● **Source material**:
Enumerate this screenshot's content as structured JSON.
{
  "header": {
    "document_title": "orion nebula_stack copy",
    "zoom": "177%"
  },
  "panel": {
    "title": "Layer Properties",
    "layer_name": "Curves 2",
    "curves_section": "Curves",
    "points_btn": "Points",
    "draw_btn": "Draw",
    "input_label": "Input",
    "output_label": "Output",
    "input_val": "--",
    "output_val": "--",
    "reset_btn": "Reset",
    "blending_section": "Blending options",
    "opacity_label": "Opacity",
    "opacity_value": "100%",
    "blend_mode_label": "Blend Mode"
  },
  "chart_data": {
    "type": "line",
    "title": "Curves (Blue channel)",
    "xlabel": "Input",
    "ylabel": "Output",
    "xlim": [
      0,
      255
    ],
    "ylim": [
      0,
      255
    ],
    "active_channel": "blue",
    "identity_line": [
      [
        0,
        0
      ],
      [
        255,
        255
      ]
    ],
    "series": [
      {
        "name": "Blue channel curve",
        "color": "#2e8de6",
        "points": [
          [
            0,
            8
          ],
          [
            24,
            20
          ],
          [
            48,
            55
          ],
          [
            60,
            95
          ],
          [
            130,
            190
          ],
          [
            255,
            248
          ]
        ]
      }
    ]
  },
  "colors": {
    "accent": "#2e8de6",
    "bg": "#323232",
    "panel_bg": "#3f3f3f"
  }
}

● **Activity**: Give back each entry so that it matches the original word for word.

● **Response to the exercise**:
Enumerate this screenshot's content as structured JSON.
{
  "header": {
    "document_title": "orion nebula_stack copy",
    "zoom": "177%"
  },
  "panel": {
    "title": "Layer Properties",
    "layer_name": "Curves 2",
    "curves_section": "Curves",
    "points_btn": "Points",
    "draw_btn": "Draw",
    "input_label": "Input",
    "output_label": "Output",
    "input_val": "--",
    "output_val": "--",
    "reset_btn": "Reset",
    "blending_section": "Blending options",
    "opacity_label": "Opacity",
    "opacity_value": "100%",
    "blend_mode_label": "Blend Mode"
  },
  "chart_data": {
    "type": "line",
    "title": "Curves (Blue channel)",
    "xlabel": "Input",
    "ylabel": "Output",
    "xlim": [
      0,
      255
    ],
    "ylim": [
      0,
      255
    ],
    "active_channel": "blue",
    "identity_line": [
      [
        0,
        0
      ],
      [
        255,
        255
      ]
    ],
    "series": [
      {
        "name": "Blue channel curve",
        "color": "#2e8de6",
        "points": [
          [
            0,
            8
          ],
          [
            24,
            20
          ],
          [
            48,
            55
          ],
          [
            60,
            95
          ],
          [
            130,
            190
          ],
          [
            255,
            248
          ]
        ]
      }
    ]
  },
  "colors": {
    "accent": "#2e8de6",
    "bg": "#323232",
    "panel_bg": "#3f3f3f"
  }
}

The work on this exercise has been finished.